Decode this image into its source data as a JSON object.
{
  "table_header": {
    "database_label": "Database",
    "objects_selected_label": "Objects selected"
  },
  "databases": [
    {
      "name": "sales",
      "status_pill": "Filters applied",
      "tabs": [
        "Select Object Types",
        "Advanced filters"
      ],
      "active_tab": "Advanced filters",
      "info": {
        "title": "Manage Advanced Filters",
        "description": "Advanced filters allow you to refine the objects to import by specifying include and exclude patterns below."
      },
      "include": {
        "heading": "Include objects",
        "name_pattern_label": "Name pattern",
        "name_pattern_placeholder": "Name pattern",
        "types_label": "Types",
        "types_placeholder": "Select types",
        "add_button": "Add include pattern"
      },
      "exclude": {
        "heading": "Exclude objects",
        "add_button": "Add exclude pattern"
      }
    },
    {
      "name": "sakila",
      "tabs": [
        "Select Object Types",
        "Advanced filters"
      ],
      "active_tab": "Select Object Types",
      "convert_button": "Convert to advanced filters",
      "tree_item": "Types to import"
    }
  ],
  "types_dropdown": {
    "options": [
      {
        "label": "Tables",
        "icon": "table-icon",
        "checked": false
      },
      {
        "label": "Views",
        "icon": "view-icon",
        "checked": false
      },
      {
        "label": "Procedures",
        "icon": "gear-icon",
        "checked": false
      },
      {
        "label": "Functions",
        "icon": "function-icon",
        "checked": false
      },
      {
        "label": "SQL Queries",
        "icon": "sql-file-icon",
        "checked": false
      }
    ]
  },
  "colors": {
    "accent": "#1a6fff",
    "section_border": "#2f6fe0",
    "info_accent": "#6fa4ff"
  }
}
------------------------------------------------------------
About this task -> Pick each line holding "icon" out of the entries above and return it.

Written solution ->
        "icon": "table-icon",
        "icon": "view-icon",
        "icon": "gear-icon",
        "icon": "function-icon",
        "icon": "sql-file-icon",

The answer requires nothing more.